Deloitte increased its revenue by 5.9% in the UK and Switzerland for the year ended 31 May 2018.
This worked out as growing 5.1% to £3,091m ($3,984m) in the UK and up 11.4% to £489m in Switzerland.
Across the service lines, audit and risk advisory revenues grew by 10.2% to £1,027m, consulting increased by 1.7% to £873m, and tax saw its revenue rise by 5.8% to £732m. Financial advisory remained at £459m.
For the year, Deloitte said its distributable profit was £584m which, when spread across the firm’s 702 partners, gave an average profit per partner of £832,000.
David Sproul, senior partner and chief executive of Deloitte North West Europe, said: “This is a good result in a market facing slower economic growth and continued uncertainty. Tax revenues have been boosted by demand for M&A, private client and employment-related services work, as well as demand for digital solutions to global compliance obligations, where we are continuing to invest. Following the launch of our UK legal services, we are also growing our offering in immigration, employment services, corporate dispute and resolutions, alongside a focus on ‘new law’ services.”
Sproul recognised there had been significant scrutiny over the audit profession over the past year, including concerns over quality, conflicts of interest and lack of choice. Deloitte audits 27% of the FTSE 100 in the UK, and Sproul said the firm was investing in training and technology to help its 4,300 auditors.
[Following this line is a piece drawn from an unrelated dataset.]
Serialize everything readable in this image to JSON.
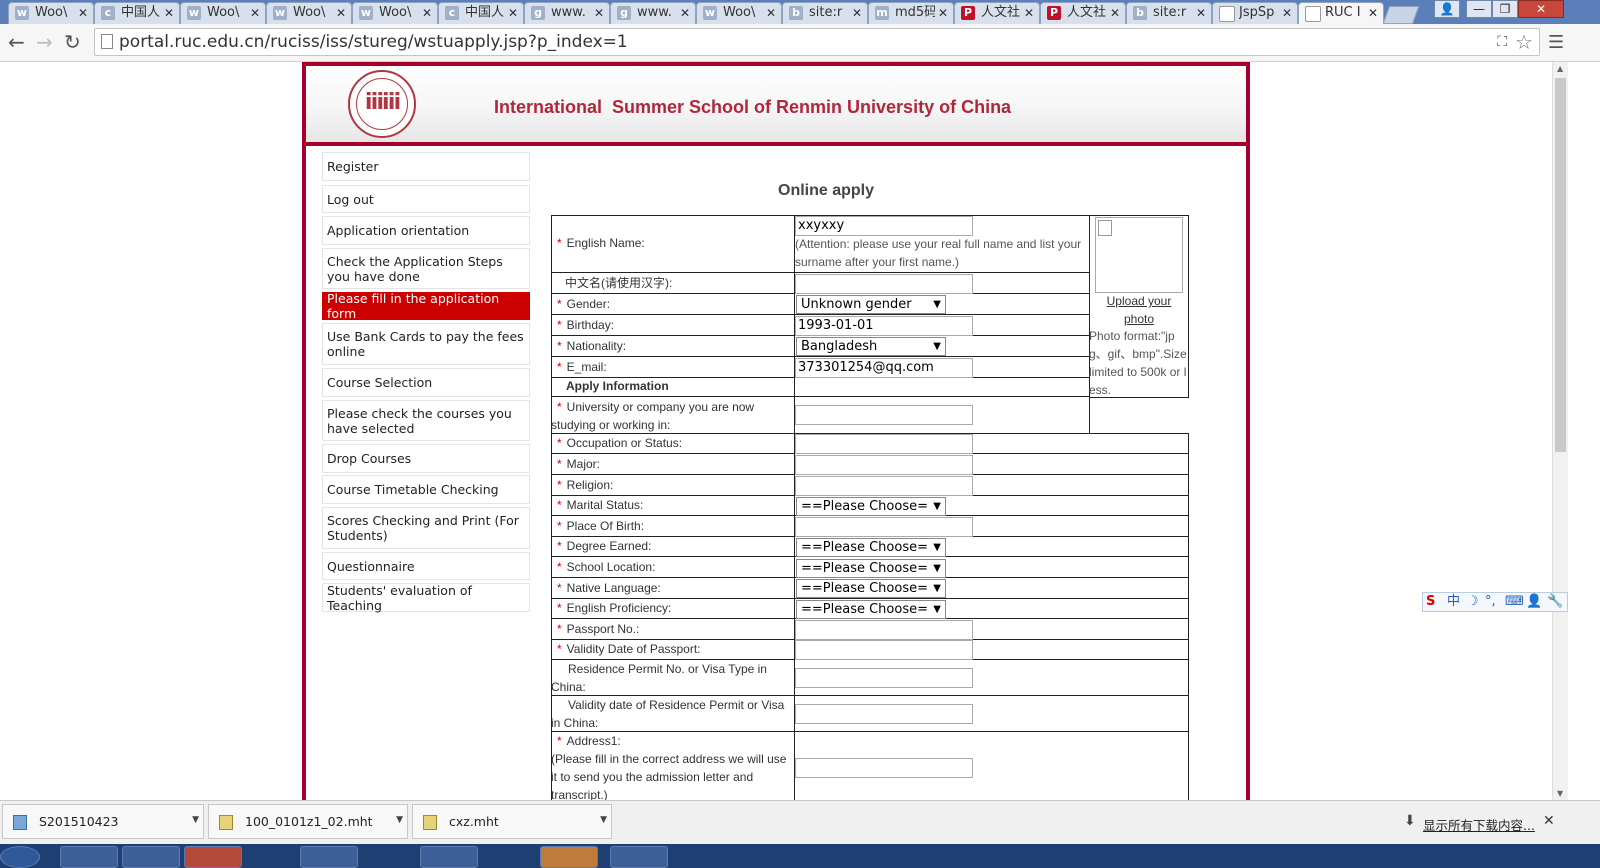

On risk advisory, Sproul noted: “Our risk advisory business saw an increase in demand for cyber and regulatory advice, while consulting was focused on reinforcing its leading position in delivering digital transformation programmes for clients. The business integrated new additions including creative agency Acne and proposition design consultancy Market Gravity into Deloitte Digital, whilst continuing to build its alliances in the market with Apple and McLaren Applied Technologies.”
Deloitte said it recruited 5,000 people in the last financial year, including over 1,700 graduates and school leavers.
Over 3,000 of those who joined the firm were based in London.
Despite recruiting 5,000 new staff, its total headcount only grew 4.2%, or 735, to 18,336. This means it also lost over 4,000 staff over the same period.